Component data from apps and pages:
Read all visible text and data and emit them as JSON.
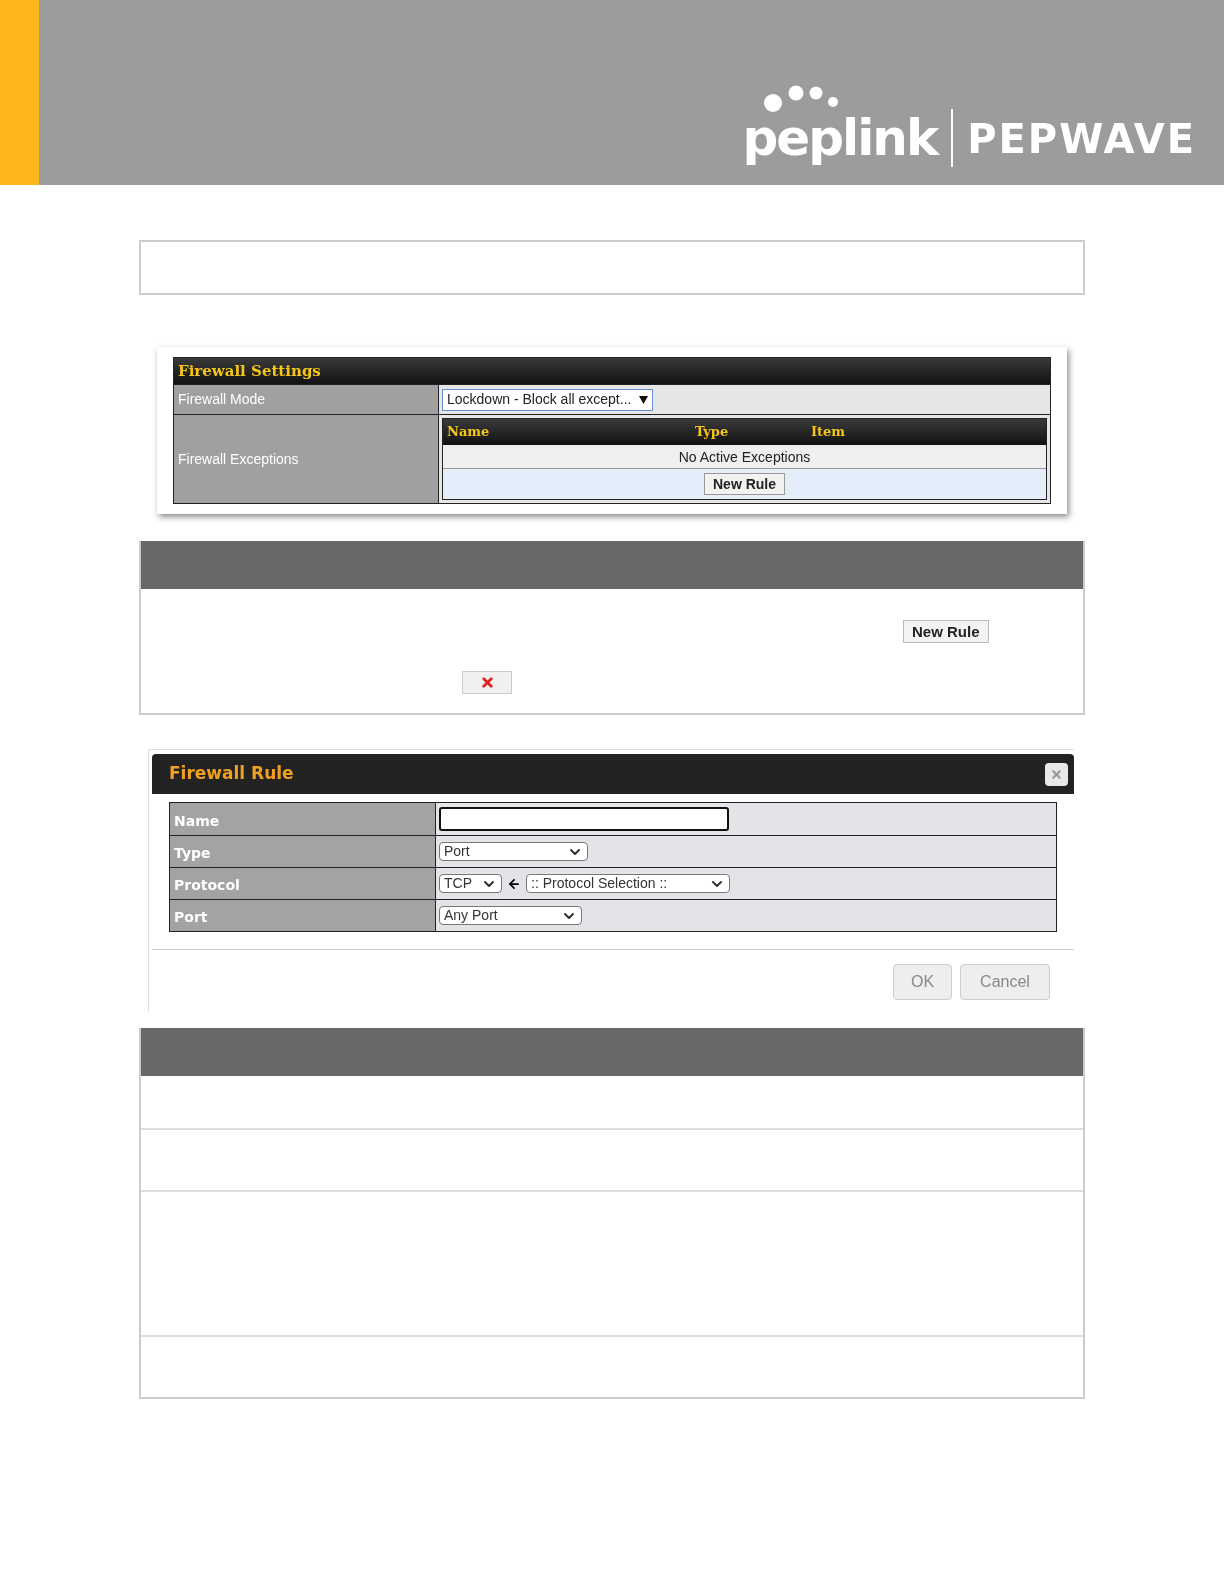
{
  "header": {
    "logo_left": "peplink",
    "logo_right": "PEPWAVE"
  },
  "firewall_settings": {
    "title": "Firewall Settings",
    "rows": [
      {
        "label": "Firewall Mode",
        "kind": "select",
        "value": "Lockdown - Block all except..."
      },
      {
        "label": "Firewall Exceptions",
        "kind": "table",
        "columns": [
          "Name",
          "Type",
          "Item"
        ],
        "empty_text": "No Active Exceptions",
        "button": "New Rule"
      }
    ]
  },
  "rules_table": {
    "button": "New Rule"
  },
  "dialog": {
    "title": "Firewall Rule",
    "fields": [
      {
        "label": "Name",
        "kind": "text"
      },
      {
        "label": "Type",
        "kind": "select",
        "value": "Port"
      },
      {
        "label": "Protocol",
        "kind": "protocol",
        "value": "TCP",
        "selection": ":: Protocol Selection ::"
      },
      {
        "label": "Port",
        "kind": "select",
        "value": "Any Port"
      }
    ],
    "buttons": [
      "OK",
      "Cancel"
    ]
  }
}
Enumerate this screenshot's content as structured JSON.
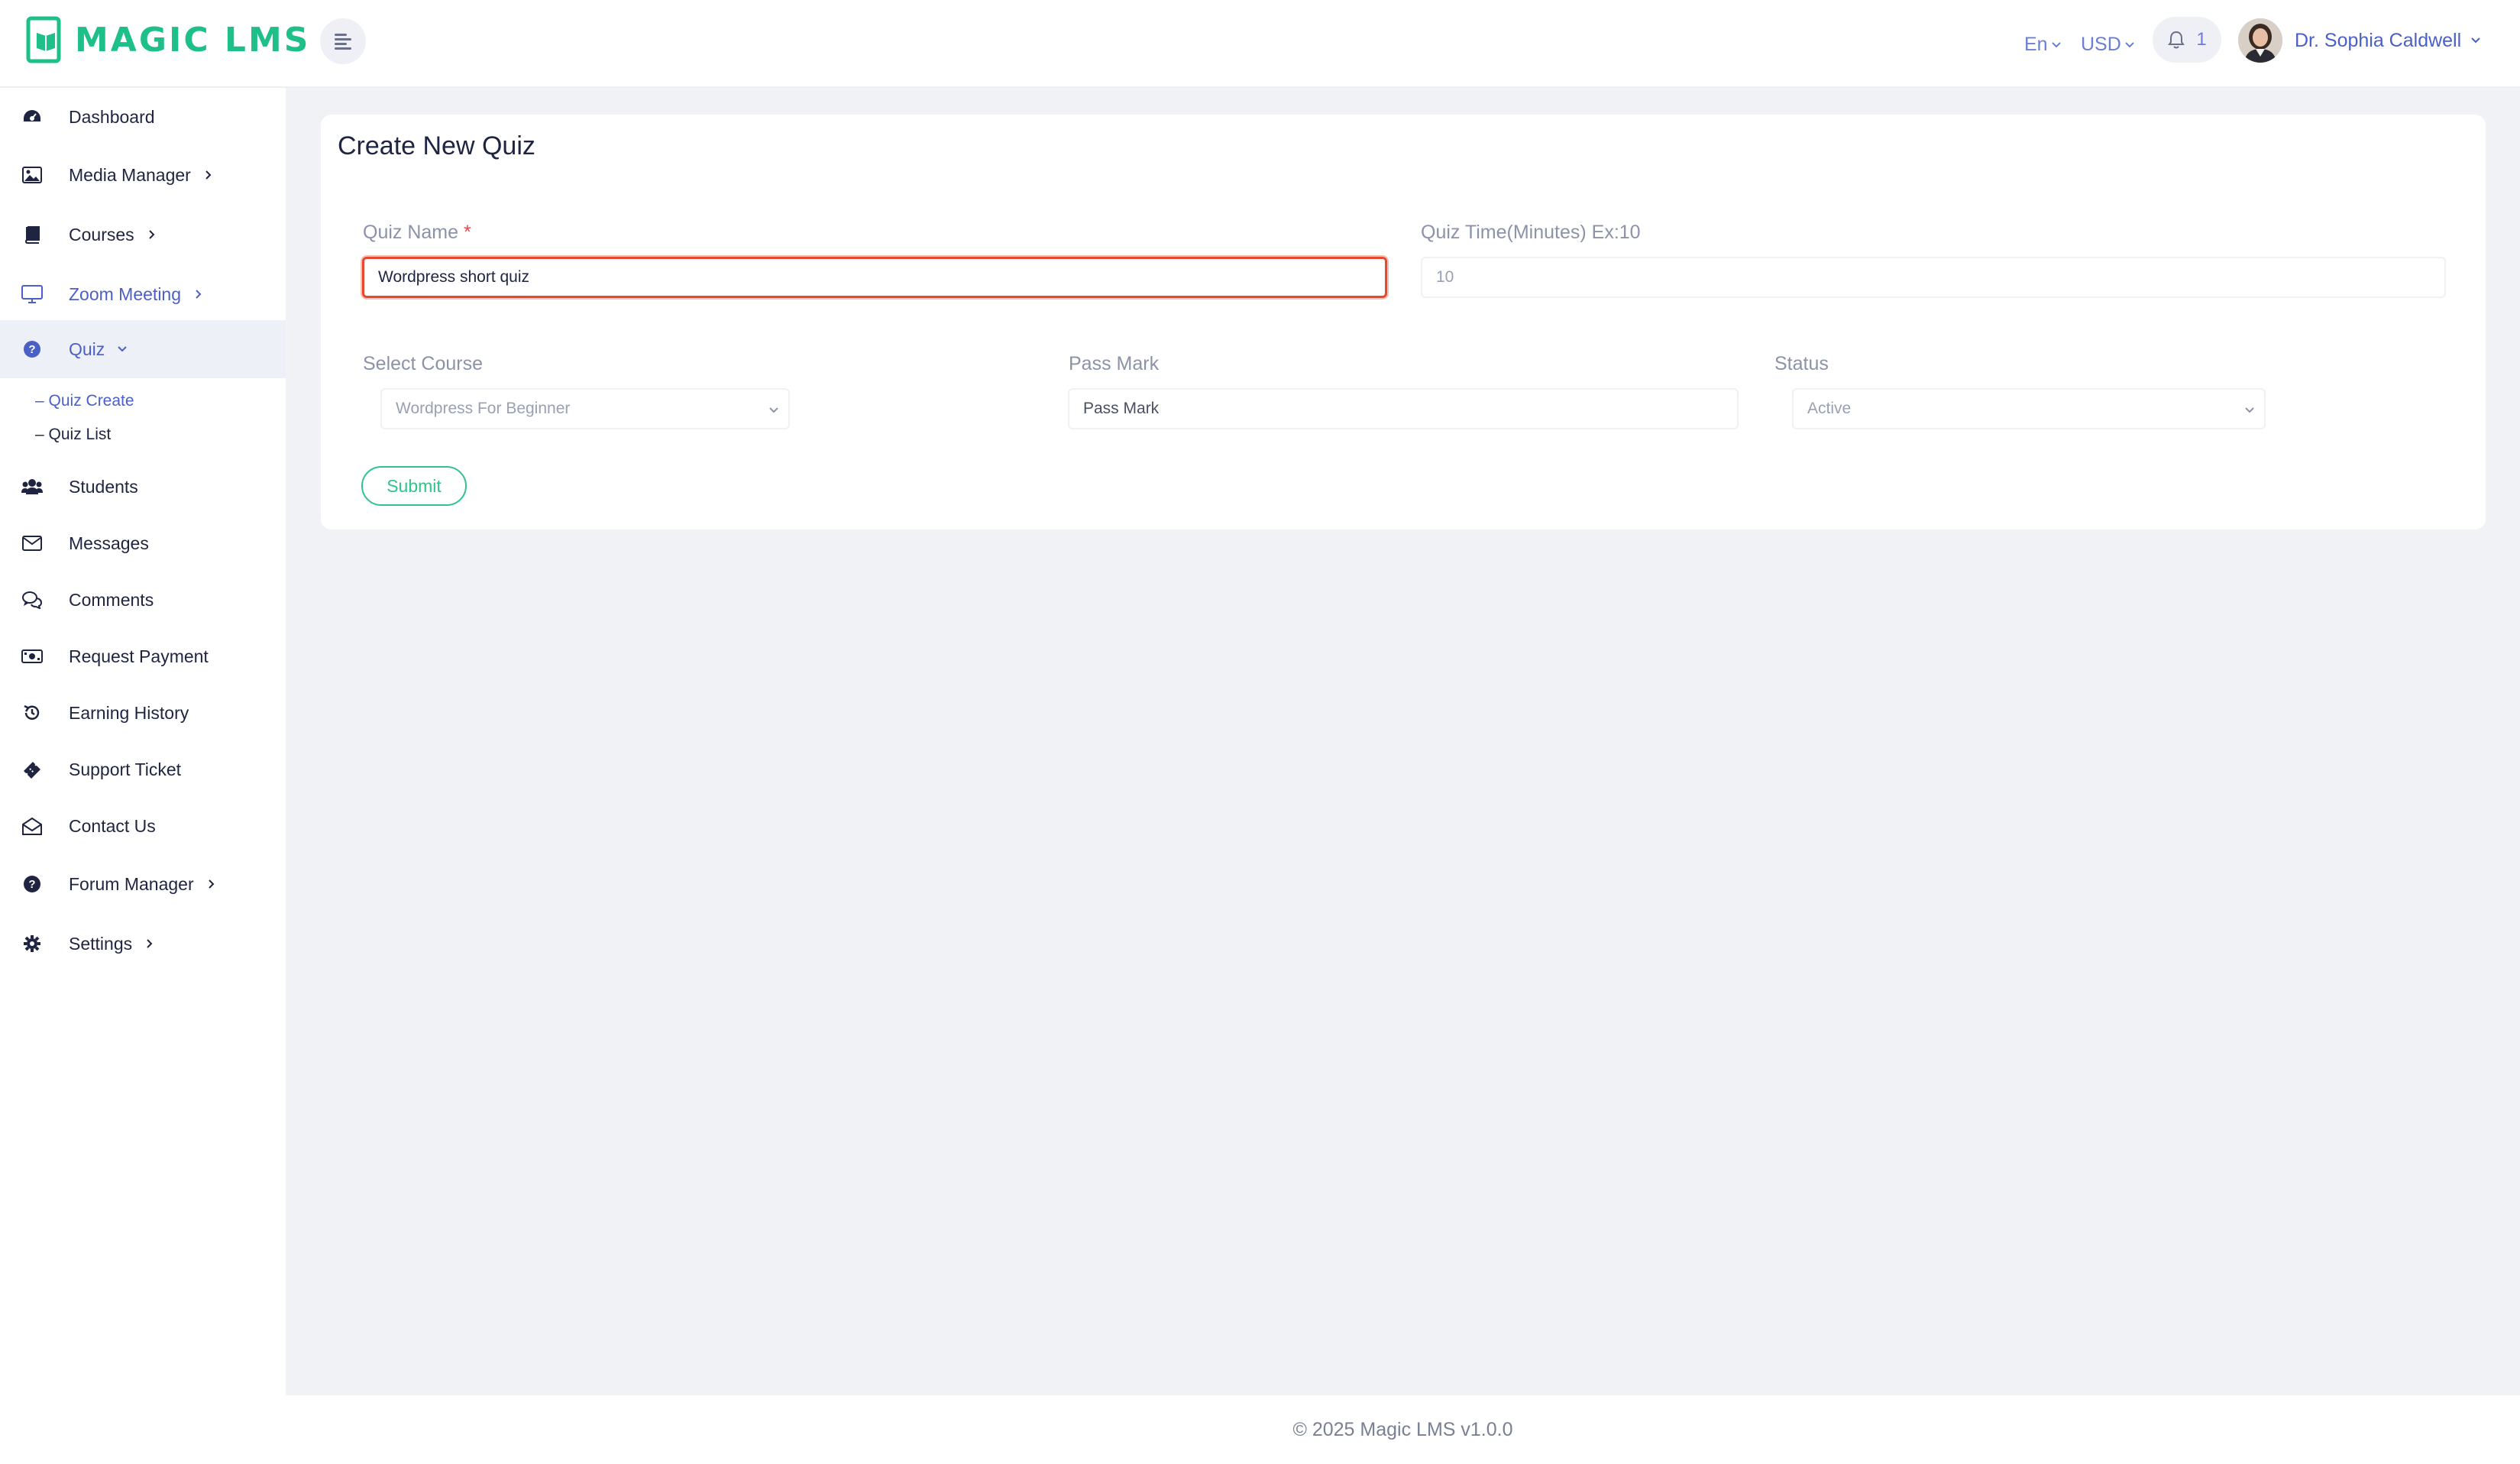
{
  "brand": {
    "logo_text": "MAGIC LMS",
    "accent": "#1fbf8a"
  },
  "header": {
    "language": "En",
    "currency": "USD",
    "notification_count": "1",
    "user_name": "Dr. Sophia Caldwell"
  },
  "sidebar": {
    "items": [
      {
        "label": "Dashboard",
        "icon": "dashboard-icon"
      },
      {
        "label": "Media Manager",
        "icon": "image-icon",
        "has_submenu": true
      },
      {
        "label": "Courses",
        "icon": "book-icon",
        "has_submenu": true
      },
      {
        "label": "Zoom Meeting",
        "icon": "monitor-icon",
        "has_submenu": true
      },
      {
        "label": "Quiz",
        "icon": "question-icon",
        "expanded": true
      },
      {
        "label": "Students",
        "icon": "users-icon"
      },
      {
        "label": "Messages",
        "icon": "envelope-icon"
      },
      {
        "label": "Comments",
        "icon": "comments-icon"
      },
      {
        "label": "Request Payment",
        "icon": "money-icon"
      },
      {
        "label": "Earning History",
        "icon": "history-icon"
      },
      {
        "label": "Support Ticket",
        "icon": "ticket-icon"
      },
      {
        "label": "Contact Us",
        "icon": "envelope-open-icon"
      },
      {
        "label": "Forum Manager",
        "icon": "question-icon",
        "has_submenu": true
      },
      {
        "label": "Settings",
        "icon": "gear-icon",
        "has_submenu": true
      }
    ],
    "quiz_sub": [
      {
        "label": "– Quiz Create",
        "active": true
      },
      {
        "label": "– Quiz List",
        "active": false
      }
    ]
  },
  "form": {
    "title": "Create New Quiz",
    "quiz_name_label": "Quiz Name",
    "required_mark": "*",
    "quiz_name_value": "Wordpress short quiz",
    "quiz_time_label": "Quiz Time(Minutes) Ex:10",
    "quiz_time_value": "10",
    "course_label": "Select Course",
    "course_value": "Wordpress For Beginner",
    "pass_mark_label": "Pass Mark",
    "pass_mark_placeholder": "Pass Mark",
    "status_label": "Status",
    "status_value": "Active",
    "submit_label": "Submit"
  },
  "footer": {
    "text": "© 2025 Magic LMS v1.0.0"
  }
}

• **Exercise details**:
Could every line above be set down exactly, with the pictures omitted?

• **Reply**:
Read all visible text and data and emit them as JSON.
{
  "header": {
    "logo_left": "peplink",
    "logo_right": "PEPWAVE"
  },
  "firewall_settings": {
    "title": "Firewall Settings",
    "rows": [
      {
        "label": "Firewall Mode",
        "kind": "select",
        "value": "Lockdown - Block all except..."
      },
      {
        "label": "Firewall Exceptions",
        "kind": "table",
        "columns": [
          "Name",
          "Type",
          "Item"
        ],
        "empty_text": "No Active Exceptions",
        "button": "New Rule"
      }
    ]
  },
  "rules_table": {
    "button": "New Rule"
  },
  "dialog": {
    "title": "Firewall Rule",
    "fields": [
      {
        "label": "Name",
        "kind": "text"
      },
      {
        "label": "Type",
        "kind": "select",
        "value": "Port"
      },
      {
        "label": "Protocol",
        "kind": "protocol",
        "value": "TCP",
        "selection": ":: Protocol Selection ::"
      },
      {
        "label": "Port",
        "kind": "select",
        "value": "Any Port"
      }
    ],
    "buttons": [
      "OK",
      "Cancel"
    ]
  }
}
Enumerate this screenshot's content as structured JSON.
{
  "brand": {
    "logo_text": "MAGIC LMS",
    "accent": "#1fbf8a"
  },
  "header": {
    "language": "En",
    "currency": "USD",
    "notification_count": "1",
    "user_name": "Dr. Sophia Caldwell"
  },
  "sidebar": {
    "items": [
      {
        "label": "Dashboard",
        "icon": "dashboard-icon"
      },
      {
        "label": "Media Manager",
        "icon": "image-icon",
        "has_submenu": true
      },
      {
        "label": "Courses",
        "icon": "book-icon",
        "has_submenu": true
      },
      {
        "label": "Zoom Meeting",
        "icon": "monitor-icon",
        "has_submenu": true
      },
      {
        "label": "Quiz",
        "icon": "question-icon",
        "expanded": true
      },
      {
        "label": "Students",
        "icon": "users-icon"
      },
      {
        "label": "Messages",
        "icon": "envelope-icon"
      },
      {
        "label": "Comments",
        "icon": "comments-icon"
      },
      {
        "label": "Request Payment",
        "icon": "money-icon"
      },
      {
        "label": "Earning History",
        "icon": "history-icon"
      },
      {
        "label": "Support Ticket",
        "icon": "ticket-icon"
      },
      {
        "label": "Contact Us",
        "icon": "envelope-open-icon"
      },
      {
        "label": "Forum Manager",
        "icon": "question-icon",
        "has_submenu": true
      },
      {
        "label": "Settings",
        "icon": "gear-icon",
        "has_submenu": true
      }
    ],
    "quiz_sub": [
      {
        "label": "– Quiz Create",
        "active": true
      },
      {
        "label": "– Quiz List",
        "active": false
      }
    ]
  },
  "form": {
    "title": "Create New Quiz",
    "quiz_name_label": "Quiz Name",
    "required_mark": "*",
    "quiz_name_value": "Wordpress short quiz",
    "quiz_time_label": "Quiz Time(Minutes) Ex:10",
    "quiz_time_value": "10",
    "course_label": "Select Course",
    "course_value": "Wordpress For Beginner",
    "pass_mark_label": "Pass Mark",
    "pass_mark_placeholder": "Pass Mark",
    "status_label": "Status",
    "status_value": "Active",
    "submit_label": "Submit"
  },
  "footer": {
    "text": "© 2025 Magic LMS v1.0.0"
  }
}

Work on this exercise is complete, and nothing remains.